Dataset entries:
·····

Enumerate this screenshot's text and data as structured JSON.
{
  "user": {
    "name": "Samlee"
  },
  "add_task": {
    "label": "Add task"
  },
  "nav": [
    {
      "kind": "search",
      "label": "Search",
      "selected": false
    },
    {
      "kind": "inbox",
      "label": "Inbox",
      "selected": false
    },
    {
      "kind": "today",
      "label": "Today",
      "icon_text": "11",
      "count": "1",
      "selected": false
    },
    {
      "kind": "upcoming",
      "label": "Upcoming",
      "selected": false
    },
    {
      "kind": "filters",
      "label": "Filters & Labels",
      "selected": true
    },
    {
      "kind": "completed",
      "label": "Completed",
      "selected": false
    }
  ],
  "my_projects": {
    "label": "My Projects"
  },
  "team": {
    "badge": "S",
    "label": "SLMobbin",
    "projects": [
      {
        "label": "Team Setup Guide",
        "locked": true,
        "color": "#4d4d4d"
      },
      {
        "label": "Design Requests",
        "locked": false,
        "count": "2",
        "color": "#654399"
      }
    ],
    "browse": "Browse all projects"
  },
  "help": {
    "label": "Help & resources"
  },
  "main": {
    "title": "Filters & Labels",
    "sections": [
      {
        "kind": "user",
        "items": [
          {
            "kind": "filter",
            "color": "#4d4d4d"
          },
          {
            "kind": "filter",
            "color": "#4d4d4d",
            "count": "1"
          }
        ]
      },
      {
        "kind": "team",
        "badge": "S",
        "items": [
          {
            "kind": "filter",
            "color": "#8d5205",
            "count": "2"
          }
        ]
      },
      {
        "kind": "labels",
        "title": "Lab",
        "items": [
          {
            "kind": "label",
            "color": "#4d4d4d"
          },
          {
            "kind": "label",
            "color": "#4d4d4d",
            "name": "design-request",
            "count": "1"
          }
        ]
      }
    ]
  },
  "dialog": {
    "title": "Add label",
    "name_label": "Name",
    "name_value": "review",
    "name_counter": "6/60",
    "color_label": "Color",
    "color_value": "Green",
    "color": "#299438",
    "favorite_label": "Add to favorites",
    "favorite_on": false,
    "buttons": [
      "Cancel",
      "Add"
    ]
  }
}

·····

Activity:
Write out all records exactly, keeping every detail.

Solution to this problem:
Enumerate this screenshot's text and data as structured JSON.
{
  "user": {
    "name": "Samlee"
  },
  "add_task": {
    "label": "Add task"
  },
  "nav": [
    {
      "kind": "search",
      "label": "Search",
      "selected": false
    },
    {
      "kind": "inbox",
      "label": "Inbox",
      "selected": false
    },
    {
      "kind": "today",
      "label": "Today",
      "icon_text": "11",
      "count": "1",
      "selected": false
    },
    {
      "kind": "upcoming",
      "label": "Upcoming",
      "selected": false
    },
    {
      "kind": "filters",
      "label": "Filters & Labels",
      "selected": true
    },
    {
      "kind": "completed",
      "label": "Completed",
      "selected": false
    }
  ],
  "my_projects": {
    "label": "My Projects"
  },
  "team": {
    "badge": "S",
    "label": "SLMobbin",
    "projects": [
      {
        "label": "Team Setup Guide",
        "locked": true,
        "color": "#4d4d4d"
      },
      {
        "label": "Design Requests",
        "locked": false,
        "count": "2",
        "color": "#654399"
      }
    ],
    "browse": "Browse all projects"
  },
  "help": {
    "label": "Help & resources"
  },
  "main": {
    "title": "Filters & Labels",
    "sections": [
      {
        "kind": "user",
        "items": [
          {
            "kind": "filter",
            "color": "#4d4d4d"
          },
          {
            "kind": "filter",
            "color": "#4d4d4d",
            "count": "1"
          }
        ]
      },
      {
        "kind": "team",
        "badge": "S",
        "items": [
          {
            "kind": "filter",
            "color": "#8d5205",
            "count": "2"
          }
        ]
      },
      {
        "kind": "labels",
        "title": "Lab",
        "items": [
          {
            "kind": "label",
            "color": "#4d4d4d"
          },
          {
            "kind": "label",
            "color": "#4d4d4d",
            "name": "design-request",
            "count": "1"
          }
        ]
      }
    ]
  },
  "dialog": {
    "title": "Add label",
    "name_label": "Name",
    "name_value": "review",
    "name_counter": "6/60",
    "color_label": "Color",
    "color_value": "Green",
    "color": "#299438",
    "favorite_label": "Add to favorites",
    "favorite_on": false,
    "buttons": [
      "Cancel",
      "Add"
    ]
  }
}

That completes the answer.